Saturday, October 6, 2012


Is there a connection between right worship and right living? Of course, whether one worships in a more traditional Catholic way or in a more contemporary Catholic way, we are all sinners. But I wonder if there is any empirical data to indicate that traditional Catholics know their faith better and have a better formed conscience compared to their contemporary counterparts.

The limited data that I've seen in our own traditional Mass is that there are many families who attend who have five, six and seven children. This tells me they are pro-life and see children as a gift as well as a sacrifice. They are open to having large families even if this means their lifestyle is not as materialistic as it might have been if they had fewer children.

It also seems to me that traditional Catholics make use of the Sacrament of Penance more frequently and take it most seriously.

I guess one could ask the question or pose the dilemma in a different way.

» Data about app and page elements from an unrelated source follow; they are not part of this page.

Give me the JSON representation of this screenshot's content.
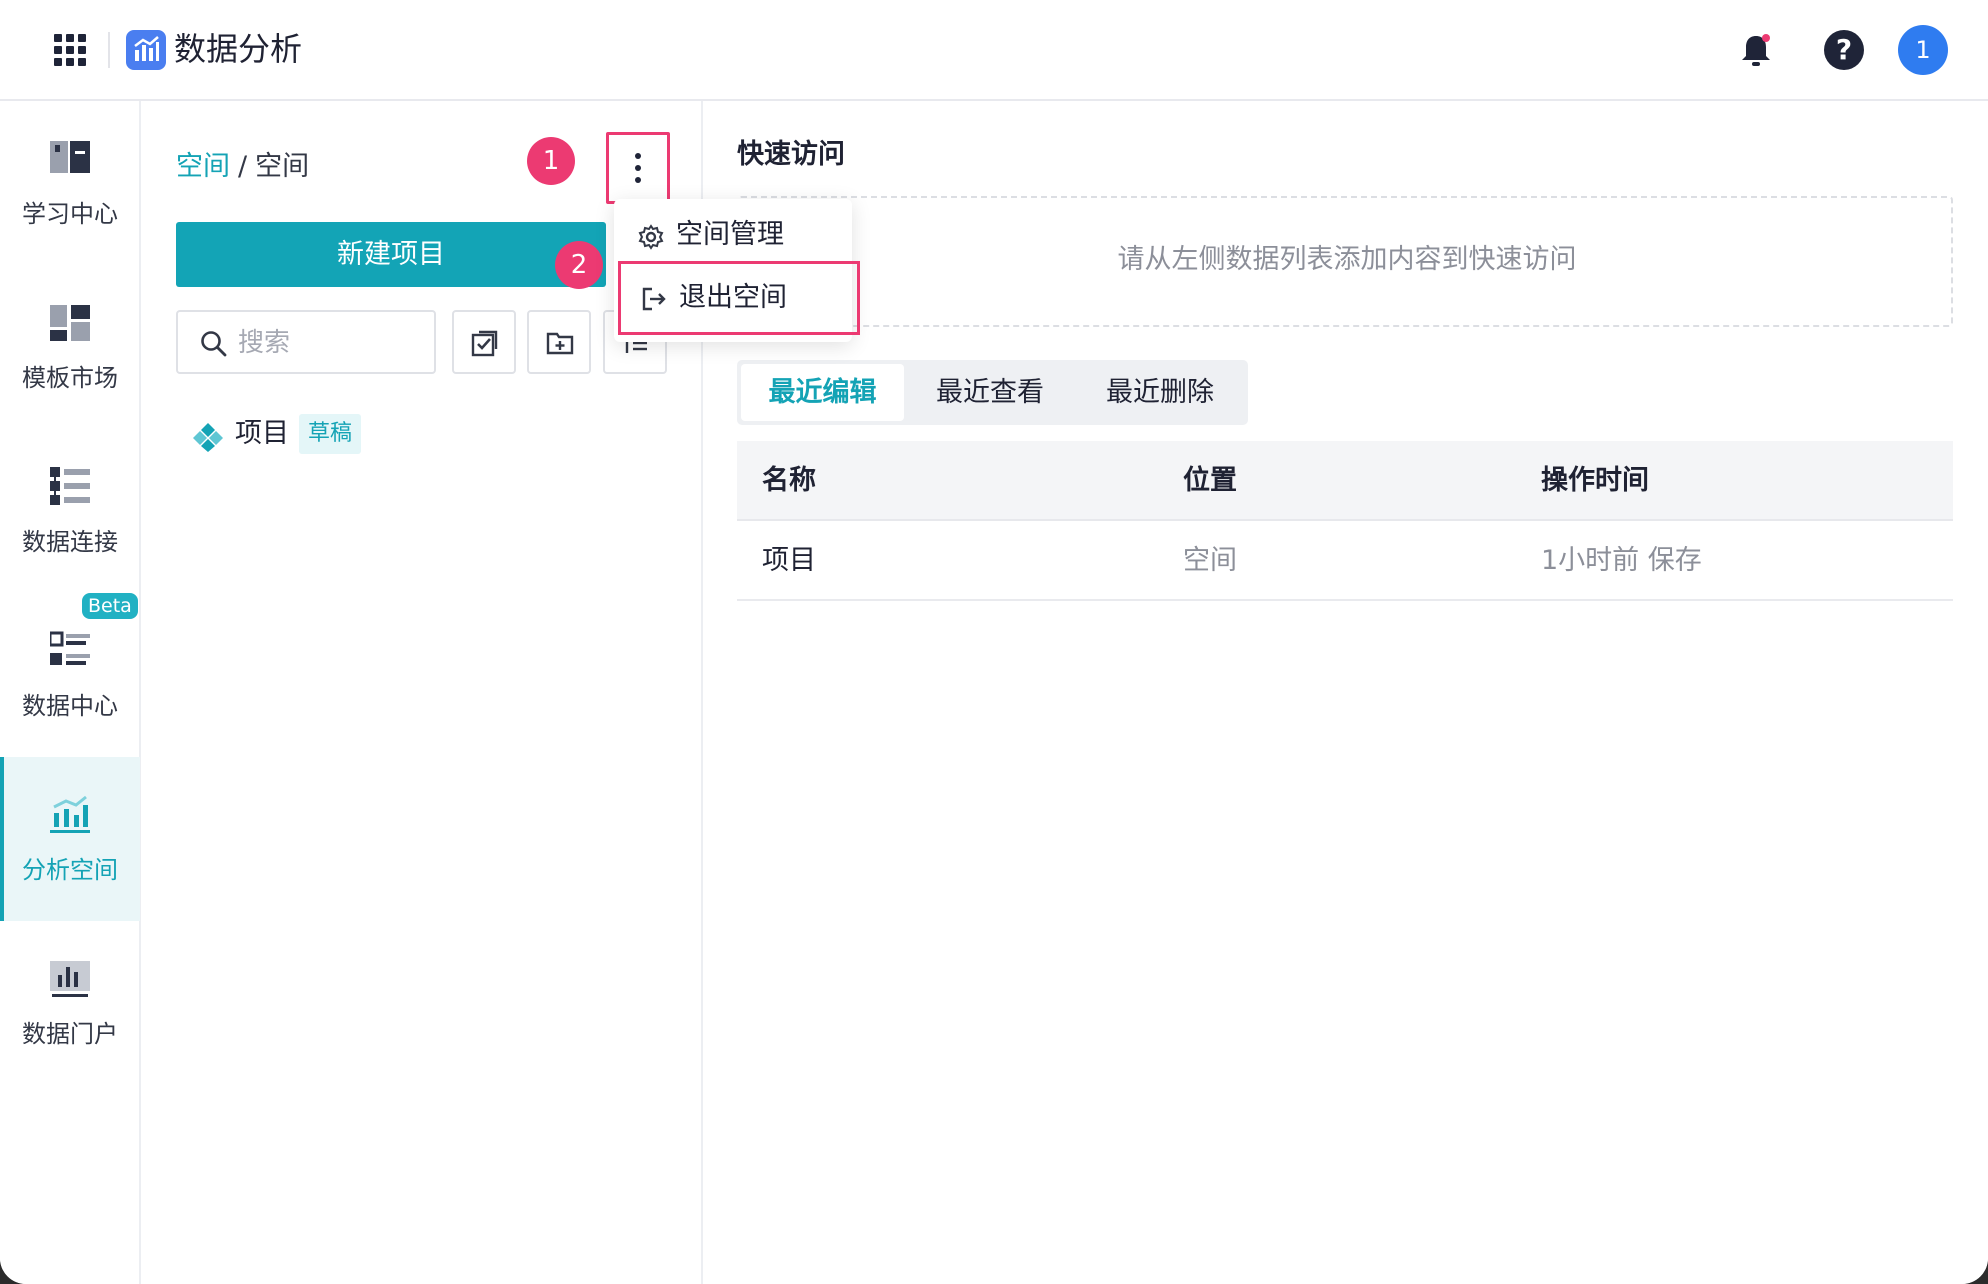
{
  "header": {
    "app_title": "数据分析",
    "apps_icon": "grid-icon",
    "notification_icon": "bell-icon",
    "help_icon": "question-icon",
    "help_glyph": "?",
    "avatar_text": "1",
    "accent_color": "#14a3b5"
  },
  "sidenav": {
    "items": [
      {
        "label": "学习中心",
        "icon": "book-icon"
      },
      {
        "label": "模板市场",
        "icon": "template-icon"
      },
      {
        "label": "数据连接",
        "icon": "data-connect-icon"
      },
      {
        "label": "数据中心",
        "icon": "data-center-icon",
        "badge": "Beta"
      },
      {
        "label": "分析空间",
        "icon": "analysis-icon",
        "active": true
      },
      {
        "label": "数据门户",
        "icon": "portal-icon"
      }
    ]
  },
  "leftpanel": {
    "breadcrumb": {
      "link": "空间",
      "separator": "/",
      "current": "空间"
    },
    "step1": "1",
    "step2": "2",
    "new_button": "新建项目",
    "search_placeholder": "搜索",
    "tree": [
      {
        "label": "项目",
        "badge": "草稿"
      }
    ]
  },
  "dropdown": {
    "items": [
      {
        "label": "空间管理",
        "icon": "gear-icon"
      },
      {
        "label": "退出空间",
        "icon": "logout-icon",
        "highlighted": true
      }
    ]
  },
  "main": {
    "quick_title": "快速访问",
    "quick_hint": "请从左侧数据列表添加内容到快速访问",
    "tabs": [
      {
        "label": "最近编辑",
        "active": true
      },
      {
        "label": "最近查看"
      },
      {
        "label": "最近删除"
      }
    ],
    "table": {
      "columns": [
        "名称",
        "位置",
        "操作时间"
      ],
      "rows": [
        [
          "项目",
          "空间",
          "1小时前 保存"
        ]
      ]
    }
  },
  "annotation_color": "#ec3a72"
}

Does contemporary Catholicism form superficial Catholics who merely seek to fulfill their desire for feel good Christianity and worship. And does traditional Catholicism form Catholics who are deeper in intent and take things more seriously? Just wondering.


Anonymous said...

Wow...this is loaded with dynamite question you've posed!

Considering how we act affects how we think (Lex Orandi, Lex Crendendi)one would imagine that the obvious answer would be.

Yet, can people have serious interior movements within the environment of a modern style V2 Mass and parish life?

Well, in my opinion, the evidence is all around us...RARELY does that happen.
Not never, but rarely.

It's difficult for the average joe and for children to hear God calling them amid the noise of actions that pacify the urge to 'feel good'.

I mention children on purpose. How we teach them and the worship environment they experience forms theri consciences and either assists or suppresses their natural ability to hear God's call.


Andy Milam said...

"But I wonder if there is any empirical data to indicate that traditional Catholics know their faith better and have a better formed conscience compared to their contemporary counterparts."

As a catechist, I've worked in both settings. I was in a liberal parish for several years and as I have noted, I've lived in a very conservative parish. I can tell you from experience that the more traditional parish promotes thinking whereas the more liberal parish promotes feeling.

Obviously, there is some feeling which goes on in a traditional parish and there is thinking that goes on in a liberal parish, but by and large, the think v. feel mentality is very obvious.

Liberal parishes encourage people to believe based upon their personal feelings. This causes a huge problem, because the subjective reigns supreme and there is very little objective teaching which goes on. Everything is experiential and personal. The Church simply doesn't base it's operation that way and what results is a distorted and subjective form of worship and theology based upon the faulty subject.

To contrast, traditional parishes promote thinking based upon objective truths. This creates an enviornment whereby the people are not basing things off of their experience and feelings, but rather on teachings which have existed for thousands of years. They can make those teachings personal, to be sure, but the teachings are not based upon their faulty views. They are based upon objective truth.

When one learns and applies traditional Catholic thought, the growth is immeasurable. When one bases their Catholicism on the personal and feelings, he is limited by his own experience. Of course there are exceptions, but this model holds by and large to be true.

If we are to be authentic in our Catholicism we must not rely on our personal experience to guide our views, because that gives us a limited worldview, but rather we should rely on the objective truth which cannot be limited by personal experience.

So, to answer the question directly, yes...contemporary Catholicism (as you have applied the terms) forms superficial Catholics, because they are limited by their own subjective experiences. Traditional Catholicism does form a deeper Catholic because he is not limited by his own experience, but rather he is freed by the objective truth to know and understand that which is beyond and outside himself.

My .02

Carol H. said...

God speaks to us with a still, small voice. We can hear and respond to that voice in traditional Masses. In modern V2 masses what do we hear? Guitars, tambourines, and ourselves.

rcg said...

The short answer I think is 'no'. Traditional Catholics in this day and time are people who have taken the time to delve deeply into their faith and explore the root documents and teachings, rather than the interpreted versions in most NO parishes. They have found their Faith and and desire to seriously adhere to it. This manifests itself in 'tradition;' appearances. Yet in the early days of the 20th Century when very traditional Missals were in use and Tradition was the norm, the very seeds of rebellion were growing in the hearts of the people and their clergy that burst open after Vatican II like so many dandelions.

If there is a concept from Vatican II I completely agree with it is that you can not tell the faithful and good worship by its appearance. It seems that SSPX is evidence of that. But as is often the case, tolerance and understanding is abused by the one tolerated and understood so that real reverence is replaced with self glorification. The Irish priest in one of the previous blogs experienced that and like so many in that era and went in exactly the wrong direction in response.

So it is probably a mistake to judge, as Samuel was warned, by appearance, yet the appearance will manifest itself when the Spirit is present.